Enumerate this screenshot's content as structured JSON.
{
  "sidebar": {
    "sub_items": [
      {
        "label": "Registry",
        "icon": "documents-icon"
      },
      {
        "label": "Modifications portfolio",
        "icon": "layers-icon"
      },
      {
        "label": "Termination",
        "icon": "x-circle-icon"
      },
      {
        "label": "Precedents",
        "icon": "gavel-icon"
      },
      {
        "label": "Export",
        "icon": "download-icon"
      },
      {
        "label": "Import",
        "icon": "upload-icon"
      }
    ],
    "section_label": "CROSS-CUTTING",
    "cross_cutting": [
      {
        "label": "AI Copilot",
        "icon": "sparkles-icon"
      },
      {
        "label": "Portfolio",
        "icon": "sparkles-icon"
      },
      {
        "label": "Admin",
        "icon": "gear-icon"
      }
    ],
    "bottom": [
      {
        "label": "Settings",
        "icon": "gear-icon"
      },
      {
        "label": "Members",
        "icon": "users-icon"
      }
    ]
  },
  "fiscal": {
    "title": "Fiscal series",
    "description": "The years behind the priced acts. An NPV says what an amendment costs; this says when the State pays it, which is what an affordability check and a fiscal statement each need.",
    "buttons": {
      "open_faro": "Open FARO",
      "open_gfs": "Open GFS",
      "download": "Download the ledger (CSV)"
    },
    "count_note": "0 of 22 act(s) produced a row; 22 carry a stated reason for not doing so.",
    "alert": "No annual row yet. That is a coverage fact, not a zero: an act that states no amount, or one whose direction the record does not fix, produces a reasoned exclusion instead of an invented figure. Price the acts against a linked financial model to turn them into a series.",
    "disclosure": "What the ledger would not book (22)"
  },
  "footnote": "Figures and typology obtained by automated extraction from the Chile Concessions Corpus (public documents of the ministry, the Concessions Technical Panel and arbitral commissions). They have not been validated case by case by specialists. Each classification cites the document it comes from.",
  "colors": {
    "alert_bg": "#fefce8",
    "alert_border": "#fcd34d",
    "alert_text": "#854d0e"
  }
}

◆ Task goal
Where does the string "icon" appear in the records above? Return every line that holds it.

◆ Your solution
        "icon": "documents-icon"
        "icon": "layers-icon"
        "icon": "x-circle-icon"
        "icon": "gavel-icon"
        "icon": "download-icon"
        "icon": "upload-icon"
        "icon": "sparkles-icon"
        "icon": "sparkles-icon"
        "icon": "gear-icon"
        "icon": "gear-icon"
        "icon": "users-icon"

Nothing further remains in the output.